This exercise calls for every record to be set down exactly.

• **STUDY MATERIAL**:
***
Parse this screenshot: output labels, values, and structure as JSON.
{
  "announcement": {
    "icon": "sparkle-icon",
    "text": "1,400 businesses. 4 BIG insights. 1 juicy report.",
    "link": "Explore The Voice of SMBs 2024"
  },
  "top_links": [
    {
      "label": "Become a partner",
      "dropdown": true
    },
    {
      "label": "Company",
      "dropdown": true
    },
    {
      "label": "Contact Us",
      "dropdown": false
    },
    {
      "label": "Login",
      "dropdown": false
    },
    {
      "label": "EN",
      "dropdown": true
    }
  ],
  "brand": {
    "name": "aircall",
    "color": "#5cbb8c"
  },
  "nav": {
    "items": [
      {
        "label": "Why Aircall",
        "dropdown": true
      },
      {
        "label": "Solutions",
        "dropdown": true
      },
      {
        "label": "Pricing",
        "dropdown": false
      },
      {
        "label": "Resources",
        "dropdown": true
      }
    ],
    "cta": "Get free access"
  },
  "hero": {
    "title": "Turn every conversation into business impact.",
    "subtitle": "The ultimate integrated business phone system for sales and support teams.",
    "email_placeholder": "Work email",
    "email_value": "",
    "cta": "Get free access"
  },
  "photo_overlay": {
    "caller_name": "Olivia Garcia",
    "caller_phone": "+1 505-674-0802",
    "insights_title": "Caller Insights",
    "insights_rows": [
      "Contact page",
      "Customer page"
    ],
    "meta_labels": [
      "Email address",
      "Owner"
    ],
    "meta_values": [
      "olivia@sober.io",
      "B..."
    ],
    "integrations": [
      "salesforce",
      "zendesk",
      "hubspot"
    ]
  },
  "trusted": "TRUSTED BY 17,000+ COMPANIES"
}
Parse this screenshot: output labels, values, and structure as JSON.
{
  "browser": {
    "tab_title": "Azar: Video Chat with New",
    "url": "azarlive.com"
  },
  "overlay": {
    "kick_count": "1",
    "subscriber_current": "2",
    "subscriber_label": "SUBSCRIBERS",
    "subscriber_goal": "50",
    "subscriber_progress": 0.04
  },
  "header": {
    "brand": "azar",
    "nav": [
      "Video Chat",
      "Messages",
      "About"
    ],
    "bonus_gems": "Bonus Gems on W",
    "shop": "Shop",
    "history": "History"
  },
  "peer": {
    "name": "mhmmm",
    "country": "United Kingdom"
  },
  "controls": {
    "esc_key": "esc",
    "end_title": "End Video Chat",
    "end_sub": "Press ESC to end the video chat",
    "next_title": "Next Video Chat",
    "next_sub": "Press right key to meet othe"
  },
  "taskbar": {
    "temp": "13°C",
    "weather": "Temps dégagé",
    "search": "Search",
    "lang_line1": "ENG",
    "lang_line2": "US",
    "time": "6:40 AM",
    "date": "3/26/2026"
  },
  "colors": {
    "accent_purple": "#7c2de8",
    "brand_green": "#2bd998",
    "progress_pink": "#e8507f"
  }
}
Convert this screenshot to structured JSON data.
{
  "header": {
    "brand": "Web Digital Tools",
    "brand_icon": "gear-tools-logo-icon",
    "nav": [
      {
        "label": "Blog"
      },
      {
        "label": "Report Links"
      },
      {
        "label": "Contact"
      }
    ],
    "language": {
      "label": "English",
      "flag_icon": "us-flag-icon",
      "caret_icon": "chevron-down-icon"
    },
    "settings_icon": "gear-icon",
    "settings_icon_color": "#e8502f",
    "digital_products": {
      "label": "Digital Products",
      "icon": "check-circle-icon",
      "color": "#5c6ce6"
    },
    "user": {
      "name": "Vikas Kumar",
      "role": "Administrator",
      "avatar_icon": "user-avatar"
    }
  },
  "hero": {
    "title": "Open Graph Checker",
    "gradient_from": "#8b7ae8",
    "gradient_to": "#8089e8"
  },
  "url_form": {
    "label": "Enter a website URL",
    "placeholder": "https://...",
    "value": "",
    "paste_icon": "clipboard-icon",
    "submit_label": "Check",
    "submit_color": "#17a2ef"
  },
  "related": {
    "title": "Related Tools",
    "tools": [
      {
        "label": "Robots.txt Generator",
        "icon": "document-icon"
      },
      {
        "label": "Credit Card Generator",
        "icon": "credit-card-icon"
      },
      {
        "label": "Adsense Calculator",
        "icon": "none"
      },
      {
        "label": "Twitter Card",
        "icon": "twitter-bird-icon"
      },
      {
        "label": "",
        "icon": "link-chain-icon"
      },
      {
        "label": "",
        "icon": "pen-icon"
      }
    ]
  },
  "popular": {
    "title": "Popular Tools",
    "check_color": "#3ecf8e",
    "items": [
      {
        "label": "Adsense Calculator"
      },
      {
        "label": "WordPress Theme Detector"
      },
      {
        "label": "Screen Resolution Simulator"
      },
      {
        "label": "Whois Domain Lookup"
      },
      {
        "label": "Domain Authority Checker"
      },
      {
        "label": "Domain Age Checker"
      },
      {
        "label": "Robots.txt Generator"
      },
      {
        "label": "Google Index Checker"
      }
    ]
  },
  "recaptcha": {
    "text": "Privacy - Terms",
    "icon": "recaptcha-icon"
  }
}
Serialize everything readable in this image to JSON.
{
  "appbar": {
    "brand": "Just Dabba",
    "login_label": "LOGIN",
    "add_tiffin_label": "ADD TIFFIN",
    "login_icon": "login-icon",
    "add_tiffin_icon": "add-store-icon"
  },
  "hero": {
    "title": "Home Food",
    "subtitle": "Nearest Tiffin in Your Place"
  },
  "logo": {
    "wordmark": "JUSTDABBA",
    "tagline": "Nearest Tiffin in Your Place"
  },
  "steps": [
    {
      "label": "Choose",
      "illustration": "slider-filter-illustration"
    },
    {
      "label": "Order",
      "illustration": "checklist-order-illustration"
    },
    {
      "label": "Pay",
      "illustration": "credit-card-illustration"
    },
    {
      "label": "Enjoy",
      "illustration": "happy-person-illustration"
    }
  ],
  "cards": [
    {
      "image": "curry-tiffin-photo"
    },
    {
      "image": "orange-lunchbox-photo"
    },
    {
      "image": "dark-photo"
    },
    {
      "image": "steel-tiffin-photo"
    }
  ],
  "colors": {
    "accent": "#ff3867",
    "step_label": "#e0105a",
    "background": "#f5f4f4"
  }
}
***
• **EXERCISE RESULT**:
Parse this screenshot: output labels, values, and structure as JSON.
{
  "announcement": {
    "icon": "sparkle-icon",
    "text": "1,400 businesses. 4 BIG insights. 1 juicy report.",
    "link": "Explore The Voice of SMBs 2024"
  },
  "top_links": [
    {
      "label": "Become a partner",
      "dropdown": true
    },
    {
      "label": "Company",
      "dropdown": true
    },
    {
      "label": "Contact Us",
      "dropdown": false
    },
    {
      "label": "Login",
      "dropdown": false
    },
    {
      "label": "EN",
      "dropdown": true
    }
  ],
  "brand": {
    "name": "aircall",
    "color": "#5cbb8c"
  },
  "nav": {
    "items": [
      {
        "label": "Why Aircall",
        "dropdown": true
      },
      {
        "label": "Solutions",
        "dropdown": true
      },
      {
        "label": "Pricing",
        "dropdown": false
      },
      {
        "label": "Resources",
        "dropdown": true
      }
    ],
    "cta": "Get free access"
  },
  "hero": {
    "title": "Turn every conversation into business impact.",
    "subtitle": "The ultimate integrated business phone system for sales and support teams.",
    "email_placeholder": "Work email",
    "email_value": "",
    "cta": "Get free access"
  },
  "photo_overlay": {
    "caller_name": "Olivia Garcia",
    "caller_phone": "+1 505-674-0802",
    "insights_title": "Caller Insights",
    "insights_rows": [
      "Contact page",
      "Customer page"
    ],
    "meta_labels": [
      "Email address",
      "Owner"
    ],
    "meta_values": [
      "olivia@sober.io",
      "B..."
    ],
    "integrations": [
      "salesforce",
      "zendesk",
      "hubspot"
    ]
  },
  "trusted": "TRUSTED BY 17,000+ COMPANIES"
}
Parse this screenshot: output labels, values, and structure as JSON.
{
  "browser": {
    "tab_title": "Azar: Video Chat with New",
    "url": "azarlive.com"
  },
  "overlay": {
    "kick_count": "1",
    "subscriber_current": "2",
    "subscriber_label": "SUBSCRIBERS",
    "subscriber_goal": "50",
    "subscriber_progress": 0.04
  },
  "header": {
    "brand": "azar",
    "nav": [
      "Video Chat",
      "Messages",
      "About"
    ],
    "bonus_gems": "Bonus Gems on W",
    "shop": "Shop",
    "history": "History"
  },
  "peer": {
    "name": "mhmmm",
    "country": "United Kingdom"
  },
  "controls": {
    "esc_key": "esc",
    "end_title": "End Video Chat",
    "end_sub": "Press ESC to end the video chat",
    "next_title": "Next Video Chat",
    "next_sub": "Press right key to meet othe"
  },
  "taskbar": {
    "temp": "13°C",
    "weather": "Temps dégagé",
    "search": "Search",
    "lang_line1": "ENG",
    "lang_line2": "US",
    "time": "6:40 AM",
    "date": "3/26/2026"
  },
  "colors": {
    "accent_purple": "#7c2de8",
    "brand_green": "#2bd998",
    "progress_pink": "#e8507f"
  }
}
Convert this screenshot to structured JSON data.
{
  "header": {
    "brand": "Web Digital Tools",
    "brand_icon": "gear-tools-logo-icon",
    "nav": [
      {
        "label": "Blog"
      },
      {
        "label": "Report Links"
      },
      {
        "label": "Contact"
      }
    ],
    "language": {
      "label": "English",
      "flag_icon": "us-flag-icon",
      "caret_icon": "chevron-down-icon"
    },
    "settings_icon": "gear-icon",
    "settings_icon_color": "#e8502f",
    "digital_products": {
      "label": "Digital Products",
      "icon": "check-circle-icon",
      "color": "#5c6ce6"
    },
    "user": {
      "name": "Vikas Kumar",
      "role": "Administrator",
      "avatar_icon": "user-avatar"
    }
  },
  "hero": {
    "title": "Open Graph Checker",
    "gradient_from": "#8b7ae8",
    "gradient_to": "#8089e8"
  },
  "url_form": {
    "label": "Enter a website URL",
    "placeholder": "https://...",
    "value": "",
    "paste_icon": "clipboard-icon",
    "submit_label": "Check",
    "submit_color": "#17a2ef"
  },
  "related": {
    "title": "Related Tools",
    "tools": [
      {
        "label": "Robots.txt Generator",
        "icon": "document-icon"
      },
      {
        "label": "Credit Card Generator",
        "icon": "credit-card-icon"
      },
      {
        "label": "Adsense Calculator",
        "icon": "none"
      },
      {
        "label": "Twitter Card",
        "icon": "twitter-bird-icon"
      },
      {
        "label": "",
        "icon": "link-chain-icon"
      },
      {
        "label": "",
        "icon": "pen-icon"
      }
    ]
  },
  "popular": {
    "title": "Popular Tools",
    "check_color": "#3ecf8e",
    "items": [
      {
        "label": "Adsense Calculator"
      },
      {
        "label": "WordPress Theme Detector"
      },
      {
        "label": "Screen Resolution Simulator"
      },
      {
        "label": "Whois Domain Lookup"
      },
      {
        "label": "Domain Authority Checker"
      },
      {
        "label": "Domain Age Checker"
      },
      {
        "label": "Robots.txt Generator"
      },
      {
        "label": "Google Index Checker"
      }
    ]
  },
  "recaptcha": {
    "text": "Privacy - Terms",
    "icon": "recaptcha-icon"
  }
}
Serialize everything readable in this image to JSON.
{
  "appbar": {
    "brand": "Just Dabba",
    "login_label": "LOGIN",
    "add_tiffin_label": "ADD TIFFIN",
    "login_icon": "login-icon",
    "add_tiffin_icon": "add-store-icon"
  },
  "hero": {
    "title": "Home Food",
    "subtitle": "Nearest Tiffin in Your Place"
  },
  "logo": {
    "wordmark": "JUSTDABBA",
    "tagline": "Nearest Tiffin in Your Place"
  },
  "steps": [
    {
      "label": "Choose",
      "illustration": "slider-filter-illustration"
    },
    {
      "label": "Order",
      "illustration": "checklist-order-illustration"
    },
    {
      "label": "Pay",
      "illustration": "credit-card-illustration"
    },
    {
      "label": "Enjoy",
      "illustration": "happy-person-illustration"
    }
  ],
  "cards": [
    {
      "image": "curry-tiffin-photo"
    },
    {
      "image": "orange-lunchbox-photo"
    },
    {
      "image": "dark-photo"
    },
    {
      "image": "steel-tiffin-photo"
    }
  ],
  "colors": {
    "accent": "#ff3867",
    "step_label": "#e0105a",
    "background": "#f5f4f4"
  }
}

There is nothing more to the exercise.